- _THE TASK_
Restate all data exactly. No images.

- _ENTRIES SHOWN_
>>>>

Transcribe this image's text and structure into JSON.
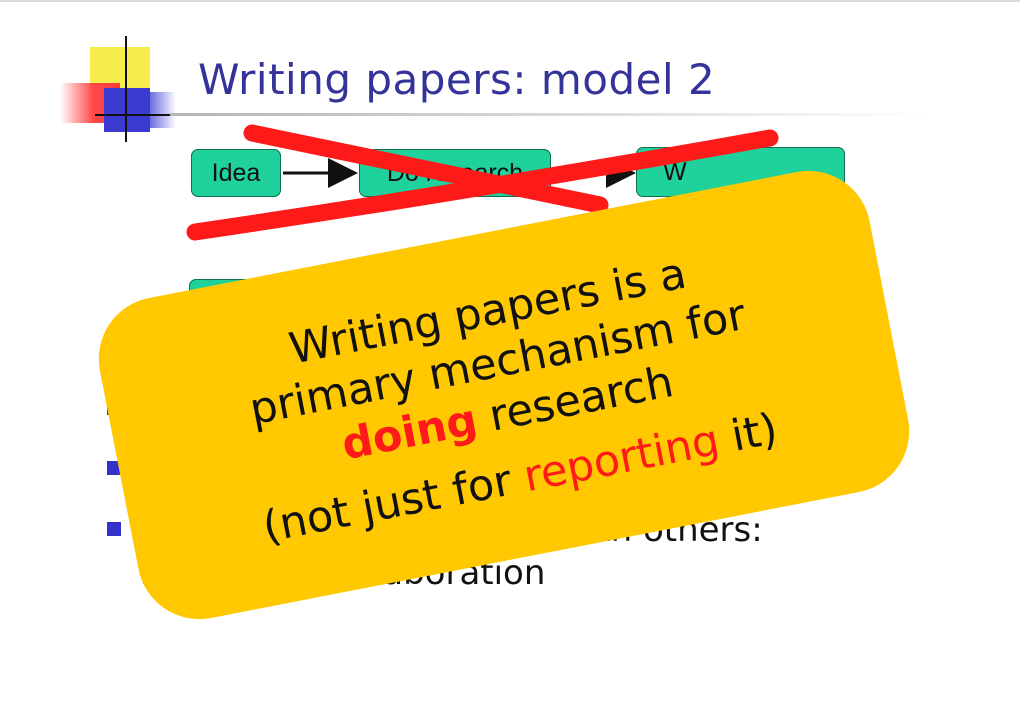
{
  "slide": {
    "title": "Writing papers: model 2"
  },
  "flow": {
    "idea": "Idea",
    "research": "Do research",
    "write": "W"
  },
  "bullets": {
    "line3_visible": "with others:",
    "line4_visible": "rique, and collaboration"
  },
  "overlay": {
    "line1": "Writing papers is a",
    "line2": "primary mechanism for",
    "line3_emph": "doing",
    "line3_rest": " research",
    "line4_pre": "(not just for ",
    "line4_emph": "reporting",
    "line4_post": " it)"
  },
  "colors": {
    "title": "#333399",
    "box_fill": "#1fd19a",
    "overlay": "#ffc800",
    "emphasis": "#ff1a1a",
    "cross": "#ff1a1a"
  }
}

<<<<

- _SOLUTION_
Transcribe this image's text and structure into JSON.
{
  "slide": {
    "title": "Writing papers: model 2"
  },
  "flow": {
    "idea": "Idea",
    "research": "Do research",
    "write": "W"
  },
  "bullets": {
    "line3_visible": "with others:",
    "line4_visible": "rique, and collaboration"
  },
  "overlay": {
    "line1": "Writing papers is a",
    "line2": "primary mechanism for",
    "line3_emph": "doing",
    "line3_rest": " research",
    "line4_pre": "(not just for ",
    "line4_emph": "reporting",
    "line4_post": " it)"
  },
  "colors": {
    "title": "#333399",
    "box_fill": "#1fd19a",
    "overlay": "#ffc800",
    "emphasis": "#ff1a1a",
    "cross": "#ff1a1a"
  }
}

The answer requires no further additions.